Middle School Editorial: Dress Code Dilemma

Campbell Helling

One of the things that makes Bishop Seabury unique is its dress code. The khaki bottoms and polo shirt can be both a relief and a hassle. Most students want to change a few things, but others absolutely dislike wearing a uniform on a daily basis. Eighth-grader Phoebe Ulbrick, for example, feels this way. “I hate having it so strict,” says Ulbrick. “I also think we should be able to wear non-polo shirts.” Out of all the dress code rules, this seems to be one of the least popular. Collared shirts can be a hassle to find, and according to some, they are not as visually appealing. 
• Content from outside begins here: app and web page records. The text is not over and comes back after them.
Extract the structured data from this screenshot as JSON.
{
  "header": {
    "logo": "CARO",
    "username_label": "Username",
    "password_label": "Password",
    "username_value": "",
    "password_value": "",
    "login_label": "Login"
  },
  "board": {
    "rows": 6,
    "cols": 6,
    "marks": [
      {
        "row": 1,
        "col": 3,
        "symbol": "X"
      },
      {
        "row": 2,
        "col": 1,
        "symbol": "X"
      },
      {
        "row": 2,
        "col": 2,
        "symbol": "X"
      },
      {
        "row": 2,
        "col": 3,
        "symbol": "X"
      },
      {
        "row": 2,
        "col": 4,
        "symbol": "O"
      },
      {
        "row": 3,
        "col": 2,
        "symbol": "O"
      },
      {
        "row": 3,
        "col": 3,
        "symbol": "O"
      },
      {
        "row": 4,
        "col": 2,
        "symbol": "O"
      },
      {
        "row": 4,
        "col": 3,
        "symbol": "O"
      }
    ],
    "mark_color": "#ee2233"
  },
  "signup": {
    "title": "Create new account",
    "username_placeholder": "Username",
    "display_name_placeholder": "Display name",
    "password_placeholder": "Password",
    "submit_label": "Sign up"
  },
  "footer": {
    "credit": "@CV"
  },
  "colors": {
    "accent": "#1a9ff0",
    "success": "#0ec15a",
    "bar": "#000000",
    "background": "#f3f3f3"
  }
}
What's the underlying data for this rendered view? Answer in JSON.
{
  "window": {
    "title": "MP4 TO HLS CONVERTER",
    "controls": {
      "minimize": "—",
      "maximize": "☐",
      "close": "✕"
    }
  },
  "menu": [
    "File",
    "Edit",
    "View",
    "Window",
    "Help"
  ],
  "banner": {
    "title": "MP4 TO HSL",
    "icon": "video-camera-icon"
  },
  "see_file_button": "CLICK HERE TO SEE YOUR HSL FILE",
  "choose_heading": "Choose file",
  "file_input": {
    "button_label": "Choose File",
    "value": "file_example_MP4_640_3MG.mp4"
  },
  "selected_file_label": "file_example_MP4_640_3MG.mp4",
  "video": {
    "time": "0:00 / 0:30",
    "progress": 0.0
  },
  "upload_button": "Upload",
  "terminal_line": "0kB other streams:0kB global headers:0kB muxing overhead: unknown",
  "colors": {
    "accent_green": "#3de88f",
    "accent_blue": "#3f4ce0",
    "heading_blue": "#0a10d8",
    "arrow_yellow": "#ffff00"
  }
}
As of now, student senate is working to allow non-polo Seabury shirts to be accepted as part of the uniform. This would allow for a larger range of clothing choices and appeal more to many students, but would also take away the simplicity of getting ready in the morning with no thought. 

Khakis are also unpopular. On this matter, Ulbrick says, “I cannot express my style and wear comfortable clothing with them.” The beige pants are often uncomfortable or hard to find, and the fact that they come in a limited array of styles can be frustrating. However, wearing the same colored pants daily can make the hectic morning a little bit easier. “It makes it easier in the morning to get dressed,” Ulbrick says. 

Dress code has its pros and cons. Although the dress code is a hassle, it is also beneficial in some ways. One thing is for certain: we are probably not going to get rid of it anytime soon.